Try it →
Write out the records word for word, with no pictures.

Recorded data
___

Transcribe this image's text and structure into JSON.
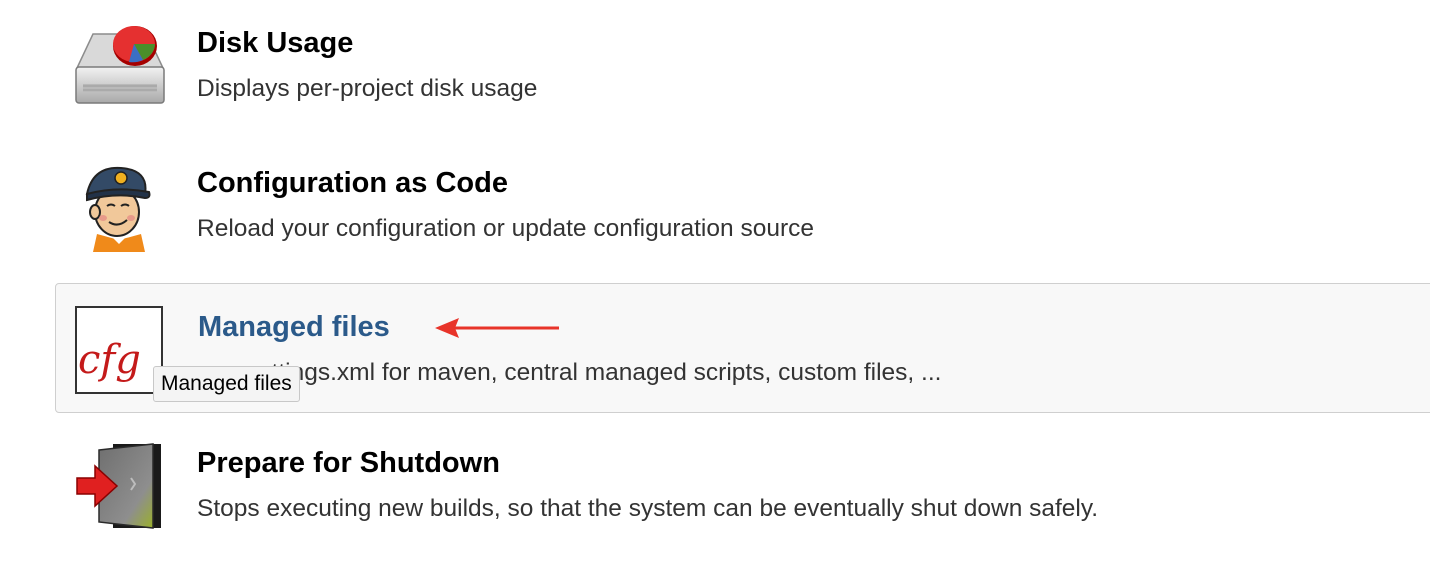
{
  "items": [
    {
      "title": "Disk Usage",
      "description": "Displays per-project disk usage",
      "icon": "disk-usage-icon"
    },
    {
      "title": "Configuration as Code",
      "description": "Reload your configuration or update configuration source",
      "icon": "jenkins-butler-icon"
    },
    {
      "title": "Managed files",
      "description": "e.g. settings.xml for maven, central managed scripts, custom files, ...",
      "icon": "cfg-icon",
      "icon_text": "cfg",
      "hovered": true
    },
    {
      "title": "Prepare for Shutdown",
      "description": "Stops executing new builds, so that the system can be eventually shut down safely.",
      "icon": "shutdown-door-icon"
    }
  ],
  "tooltip": "Managed files",
  "annotation": {
    "type": "arrow",
    "color": "#e8342a"
  },
  "colors": {
    "link_hover": "#2b5a8a",
    "text": "#000000",
    "description": "#333333"
  }
}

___

The answer →
Transcribe this image's text and structure into JSON.
{
  "items": [
    {
      "title": "Disk Usage",
      "description": "Displays per-project disk usage",
      "icon": "disk-usage-icon"
    },
    {
      "title": "Configuration as Code",
      "description": "Reload your configuration or update configuration source",
      "icon": "jenkins-butler-icon"
    },
    {
      "title": "Managed files",
      "description": "e.g. settings.xml for maven, central managed scripts, custom files, ...",
      "icon": "cfg-icon",
      "icon_text": "cfg",
      "hovered": true
    },
    {
      "title": "Prepare for Shutdown",
      "description": "Stops executing new builds, so that the system can be eventually shut down safely.",
      "icon": "shutdown-door-icon"
    }
  ],
  "tooltip": "Managed files",
  "annotation": {
    "type": "arrow",
    "color": "#e8342a"
  },
  "colors": {
    "link_hover": "#2b5a8a",
    "text": "#000000",
    "description": "#333333"
  }
}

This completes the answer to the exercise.